However, he warned that true change within a company, including the one the size of Manulife, is really difficult and that the problems can be drilled down to three root causes.

He said the first is that organizations like his have old legacy systems. “These systems are typically 50-plus years old and are not designed to work in an agile, customer friendly and easy way.

“The first port of call is acknowledging these legacy systems are in place, and that you need to embark on a journey of overhauling those systems.

“In some cases, it is replacing them and in other cases it's about minimizing the impact of these legacy systems by putting micro service layers above them and then creating agile apps that can interface with the customer. You are, therefore, not relying on the legacy systems to enable the delivery of services to the consumer.”

The second barrier to change is that companies fall into believing the fallacy that they are unique and beyond being disrupted, simply because they are too important or complex. History is littered with examples of this, including recent ones like Blockbuster and Kodak.

“Kodak believed until the very end that consumers would not want digital photos,” Gori said, “and that they would always want a hard copy photo. Blockbuster again, when dealing with the revolution of Netflix, were in denial. They said the whole experience of picking a movie in a store was a big part of the satisfaction when consuming a movie. We know how that story ends.”

The final barrier to change the CEO outlined is that of culture, an element of a business he believes is most complicated to affect. Within that, he identified four sub-barriers firms have to overcome.

From easiest to hardest, they are: whether people in your organization actually believe change is necessary; an acceptance that it’s them that has to change rather than another colleague or department; conveying the urgency of the changes; and convincing people that they need to change today.

The last point, added Gori, makes people feel uncomfortable and will likely involve resistance.

“It’s like playing tennis right-handed your whole life and then someone asks you to play left-handed. For the first game, it’s not very comfortable, it’s awkward, not pretty and you're going to play a terrible game.
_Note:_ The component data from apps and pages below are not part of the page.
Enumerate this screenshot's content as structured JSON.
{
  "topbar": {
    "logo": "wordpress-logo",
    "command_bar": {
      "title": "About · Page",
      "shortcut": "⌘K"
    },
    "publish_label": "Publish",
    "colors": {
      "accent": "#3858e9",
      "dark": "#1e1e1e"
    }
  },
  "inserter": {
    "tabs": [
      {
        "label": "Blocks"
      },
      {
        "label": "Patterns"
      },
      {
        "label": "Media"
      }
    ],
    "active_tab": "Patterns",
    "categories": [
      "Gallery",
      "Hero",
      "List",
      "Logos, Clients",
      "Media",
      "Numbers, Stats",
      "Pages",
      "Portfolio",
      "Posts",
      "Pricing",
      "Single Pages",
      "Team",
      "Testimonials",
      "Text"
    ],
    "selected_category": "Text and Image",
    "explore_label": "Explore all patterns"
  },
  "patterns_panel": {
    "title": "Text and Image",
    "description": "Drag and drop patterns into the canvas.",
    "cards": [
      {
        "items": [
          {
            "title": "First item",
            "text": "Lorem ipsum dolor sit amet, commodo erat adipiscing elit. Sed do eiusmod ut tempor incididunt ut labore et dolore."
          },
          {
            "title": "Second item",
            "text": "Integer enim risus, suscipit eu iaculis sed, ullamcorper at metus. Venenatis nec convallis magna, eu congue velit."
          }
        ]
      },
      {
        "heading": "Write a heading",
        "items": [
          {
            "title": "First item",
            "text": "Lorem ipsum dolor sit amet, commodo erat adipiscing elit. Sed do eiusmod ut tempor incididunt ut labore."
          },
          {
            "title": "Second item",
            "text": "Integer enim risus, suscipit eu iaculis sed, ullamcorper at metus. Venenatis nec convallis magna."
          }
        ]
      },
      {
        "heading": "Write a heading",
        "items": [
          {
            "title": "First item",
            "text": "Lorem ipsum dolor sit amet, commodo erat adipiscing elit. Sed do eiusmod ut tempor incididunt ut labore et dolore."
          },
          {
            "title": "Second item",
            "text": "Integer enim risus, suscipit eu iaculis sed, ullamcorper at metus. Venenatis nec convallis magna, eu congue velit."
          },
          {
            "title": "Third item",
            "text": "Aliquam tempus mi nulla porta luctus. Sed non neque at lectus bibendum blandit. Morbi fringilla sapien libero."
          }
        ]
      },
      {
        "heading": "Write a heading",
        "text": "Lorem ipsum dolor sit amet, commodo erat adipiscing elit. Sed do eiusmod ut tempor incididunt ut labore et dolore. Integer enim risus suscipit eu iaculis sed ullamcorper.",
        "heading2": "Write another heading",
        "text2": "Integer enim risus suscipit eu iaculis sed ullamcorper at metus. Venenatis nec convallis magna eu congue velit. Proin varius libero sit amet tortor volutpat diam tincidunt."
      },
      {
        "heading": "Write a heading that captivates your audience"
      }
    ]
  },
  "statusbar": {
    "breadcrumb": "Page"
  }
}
“The natural bias is to put the racket back in your right hand because that's what you are used to. Providing support and acknowledging that there's going to be difficulty is vital.

“Most people focus a lot of the time and effort on what's most obvious – having a strategy in place with the programs, the projects, the initiatives, and they're all important. But that is just the tip of the iceberg. What is absolutely critical when you try to transform an organization is that you spend more time on cultural change.”